As I was charging into the Subway, I sensed some premature evacuation in my pants.

Inside the restroom, my worst fears were confirmed.

Call it "over-excitement."

I have this theory that when you desperately need to defecate, your control over your anus is inversely proportional to your distance from a toilet — that is, the closer you are to a toilet, the less you're able to stop traffic.

Still leaking, I sat down on the toilet to finish the job. My ass cheeks smeared watery feces all over the toilet seat. I tried to salvage my pants, cupping the cotton bowl of poop fondue between my ankles with my left hand in an effort to stave off any further interaction between my boxers and my pants. Meanwhile, my other hand busily mopped my ass.

Someone knocked on the door.

—Hold on!

I carefully took off my shoes, socks and pants and threw my soggy underwear in the small trash can under the sink. My lower body was plastered in excrement. I wanted to shower; I settled for paper towels.

More knocking.

—One minute!

I washed my hands thoroughly and made sure I had adequately cleaned up the restroom before leaving. A pudgy old man greeted me at the door. Poor fellow.

—I…shit my pants.
—Did you shit your pants in the car? Jord inquired, nonchalantly.
—No. It happened on my way in.

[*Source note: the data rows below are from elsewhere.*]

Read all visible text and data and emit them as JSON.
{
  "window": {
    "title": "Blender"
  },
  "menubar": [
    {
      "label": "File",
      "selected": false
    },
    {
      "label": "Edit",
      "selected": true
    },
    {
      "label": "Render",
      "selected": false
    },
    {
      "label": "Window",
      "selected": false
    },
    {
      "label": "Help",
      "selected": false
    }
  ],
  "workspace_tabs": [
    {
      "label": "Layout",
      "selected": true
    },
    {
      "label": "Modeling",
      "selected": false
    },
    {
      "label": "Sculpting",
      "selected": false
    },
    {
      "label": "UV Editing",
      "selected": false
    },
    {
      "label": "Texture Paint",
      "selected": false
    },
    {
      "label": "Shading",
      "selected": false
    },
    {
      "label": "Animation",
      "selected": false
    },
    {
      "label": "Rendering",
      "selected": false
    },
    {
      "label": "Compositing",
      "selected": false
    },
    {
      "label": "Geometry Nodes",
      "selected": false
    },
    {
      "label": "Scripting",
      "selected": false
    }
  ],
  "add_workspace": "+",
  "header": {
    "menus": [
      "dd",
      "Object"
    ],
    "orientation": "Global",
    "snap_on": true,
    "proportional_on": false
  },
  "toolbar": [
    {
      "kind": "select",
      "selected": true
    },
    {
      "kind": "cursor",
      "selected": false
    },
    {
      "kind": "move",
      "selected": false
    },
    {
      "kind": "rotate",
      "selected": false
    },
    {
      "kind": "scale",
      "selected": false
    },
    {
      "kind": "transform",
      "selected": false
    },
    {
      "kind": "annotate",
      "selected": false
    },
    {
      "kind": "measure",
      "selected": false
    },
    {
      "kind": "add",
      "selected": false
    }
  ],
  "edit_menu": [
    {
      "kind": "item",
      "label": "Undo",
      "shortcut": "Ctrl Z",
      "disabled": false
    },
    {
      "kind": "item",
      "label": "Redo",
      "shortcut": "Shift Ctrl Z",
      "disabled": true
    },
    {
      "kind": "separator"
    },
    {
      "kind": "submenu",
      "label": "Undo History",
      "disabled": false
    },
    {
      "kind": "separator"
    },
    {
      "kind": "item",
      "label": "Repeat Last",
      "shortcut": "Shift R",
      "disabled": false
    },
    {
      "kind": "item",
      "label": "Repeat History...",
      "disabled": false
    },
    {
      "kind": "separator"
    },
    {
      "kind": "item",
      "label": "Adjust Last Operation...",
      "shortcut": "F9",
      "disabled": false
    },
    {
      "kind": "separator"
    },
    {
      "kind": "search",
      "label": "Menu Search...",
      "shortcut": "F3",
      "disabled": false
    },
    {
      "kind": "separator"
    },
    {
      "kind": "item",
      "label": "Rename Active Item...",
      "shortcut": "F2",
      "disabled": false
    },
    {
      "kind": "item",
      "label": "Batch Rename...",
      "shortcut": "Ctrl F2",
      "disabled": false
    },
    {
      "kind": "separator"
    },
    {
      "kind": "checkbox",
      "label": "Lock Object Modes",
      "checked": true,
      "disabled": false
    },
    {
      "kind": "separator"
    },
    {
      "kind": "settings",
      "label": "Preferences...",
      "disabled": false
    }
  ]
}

I expected more of a reaction. The two Wankers acted like people shit their pants all the time around them.

In retrospect, maybe I should have shit in the car.